Robins fly high and fast
Q: At what altitude do robins fly while migrating? I've heard it's 30,000 feet. --Jim, Sidney, Ohio
A: You might be thinking of the Bar-headed Goose, which is probably the highest- flying migrant.
Mountaineers see them flying over the Himalayas at 28,000 feet.
[Corel] Robins fly at most 9800 feet high.
The American Robin does fly high, though, typically 1,600 to 3,300 feet (500 to 1000 meters) above terrain.
Like the Bar-headed Goose crossing the Himalayas, they fly at higher altitudes above higher ground: going up
to at least, 9800 feet high. Robins flit fast while migrating, traveling at about 30 miles (50 kilometers) per
As John James Audubon observed in 1838:
The flight of the Robin is swift, at times greatly elevated and capable of being long sustained. During the periods of its migrations, which
are irregular, depending upon the want of food or the severity of the weather, it moves in loose flocks over a space of several hundred
miles at once, and at a considerable height. From time to time a few shrill notes are heard from different individuals in the flock. Should
the weather be calm, their movements are continued during the night, and at such periods the whistling noise of their [wings] is often

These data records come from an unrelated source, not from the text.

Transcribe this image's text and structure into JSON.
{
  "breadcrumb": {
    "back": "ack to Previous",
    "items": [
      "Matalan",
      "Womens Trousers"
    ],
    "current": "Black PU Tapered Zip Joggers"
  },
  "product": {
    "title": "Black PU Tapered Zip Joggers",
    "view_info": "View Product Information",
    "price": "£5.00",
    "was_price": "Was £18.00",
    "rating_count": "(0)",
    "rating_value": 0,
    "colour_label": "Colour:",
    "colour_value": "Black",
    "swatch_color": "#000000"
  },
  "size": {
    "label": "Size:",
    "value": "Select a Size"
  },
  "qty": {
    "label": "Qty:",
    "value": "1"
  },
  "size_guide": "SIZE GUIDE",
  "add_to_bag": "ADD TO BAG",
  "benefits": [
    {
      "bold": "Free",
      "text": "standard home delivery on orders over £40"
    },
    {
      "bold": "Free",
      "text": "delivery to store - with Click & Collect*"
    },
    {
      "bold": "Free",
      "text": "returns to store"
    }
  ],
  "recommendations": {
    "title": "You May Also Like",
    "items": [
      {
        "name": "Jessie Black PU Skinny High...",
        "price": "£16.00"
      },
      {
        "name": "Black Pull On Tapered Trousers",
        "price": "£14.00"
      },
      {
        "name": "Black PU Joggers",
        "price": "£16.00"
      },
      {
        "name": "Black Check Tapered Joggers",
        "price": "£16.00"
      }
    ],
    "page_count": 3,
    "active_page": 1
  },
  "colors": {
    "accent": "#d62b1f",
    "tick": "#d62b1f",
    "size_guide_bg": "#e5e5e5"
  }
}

heard. During heavy falls of snow and severe gales, they pitch towards the earth, or throw themselves into the woods, where they remain
until the weather becomes more favourable.
(Answered by April Holladay, science correspondent, Apr. 10, 2002)
Journey North: American robin
50 states.com: Birds of America by John James Audubon